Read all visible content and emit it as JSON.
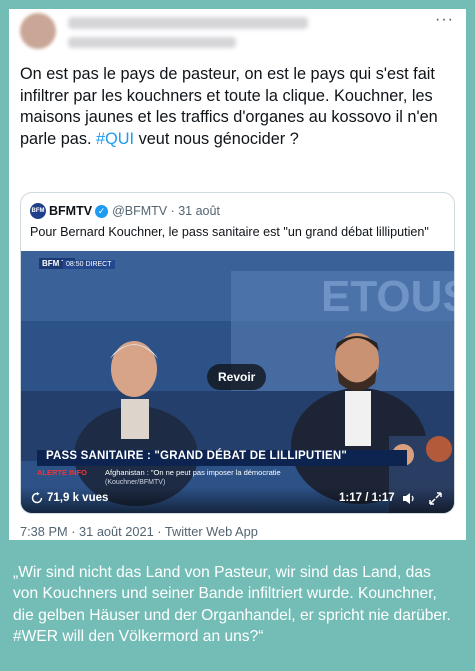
{
  "tweet": {
    "text_parts": {
      "before": "On est pas le pays de pasteur, on est le pays qui s'est fait infiltrer par les kouchners et toute la clique. Kouchner, les maisons jaunes et les traffics d'organes au kossovo il n'en parle pas. ",
      "hashtag": "#QUI",
      "after": " veut nous génocider ?"
    },
    "more_label": "···",
    "meta": "7:38 PM · 31 août 2021 · Twitter Web App"
  },
  "quoted": {
    "logo_text": "BFM",
    "name": "BFMTV",
    "handle_date": "@BFMTV · 31 août",
    "verified_glyph": "✓",
    "text": "Pour Bernard Kouchner, le pass sanitaire est \"un grand débat lilliputien\""
  },
  "video": {
    "channel_logo": "BFM TV",
    "live_tag": "08:50 DIRECT",
    "revoir_label": "Revoir",
    "banner": "PASS SANITAIRE : \"GRAND DÉBAT DE LILLIPUTIEN\"",
    "alert_label": "ALERTE INFO",
    "ticker": "Afghanistan : \"On ne peut pas imposer la démocratie",
    "ticker_source": "(Kouchner/BFMTV)",
    "views": "71,9 k vues",
    "time": "1:17 / 1:17"
  },
  "translation": "„Wir sind nicht das Land von Pasteur, wir sind das Land, das von Kouchners und seiner Bande infiltriert wurde. Kounchner, die gelben Häuser und der Organhandel, er spricht nie darüber. #WER will den Völkermord an uns?“",
  "colors": {
    "background": "#74bdb6",
    "hashtag": "#1d9bf0",
    "banner": "#0e2450"
  }
}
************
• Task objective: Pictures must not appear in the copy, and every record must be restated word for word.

• Exercise response:
Read all visible content and emit it as JSON.
{
  "tweet": {
    "text_parts": {
      "before": "On est pas le pays de pasteur, on est le pays qui s'est fait infiltrer par les kouchners et toute la clique. Kouchner, les maisons jaunes et les traffics d'organes au kossovo il n'en parle pas. ",
      "hashtag": "#QUI",
      "after": " veut nous génocider ?"
    },
    "more_label": "···",
    "meta": "7:38 PM · 31 août 2021 · Twitter Web App"
  },
  "quoted": {
    "logo_text": "BFM",
    "name": "BFMTV",
    "handle_date": "@BFMTV · 31 août",
    "verified_glyph": "✓",
    "text": "Pour Bernard Kouchner, le pass sanitaire est \"un grand débat lilliputien\""
  },
  "video": {
    "channel_logo": "BFM TV",
    "live_tag": "08:50 DIRECT",
    "revoir_label": "Revoir",
    "banner": "PASS SANITAIRE : \"GRAND DÉBAT DE LILLIPUTIEN\"",
    "alert_label": "ALERTE INFO",
    "ticker": "Afghanistan : \"On ne peut pas imposer la démocratie",
    "ticker_source": "(Kouchner/BFMTV)",
    "views": "71,9 k vues",
    "time": "1:17 / 1:17"
  },
  "translation": "„Wir sind nicht das Land von Pasteur, wir sind das Land, das von Kouchners und seiner Bande infiltriert wurde. Kounchner, die gelben Häuser und der Organhandel, er spricht nie darüber. #WER will den Völkermord an uns?“",
  "colors": {
    "background": "#74bdb6",
    "hashtag": "#1d9bf0",
    "banner": "#0e2450"
  }
}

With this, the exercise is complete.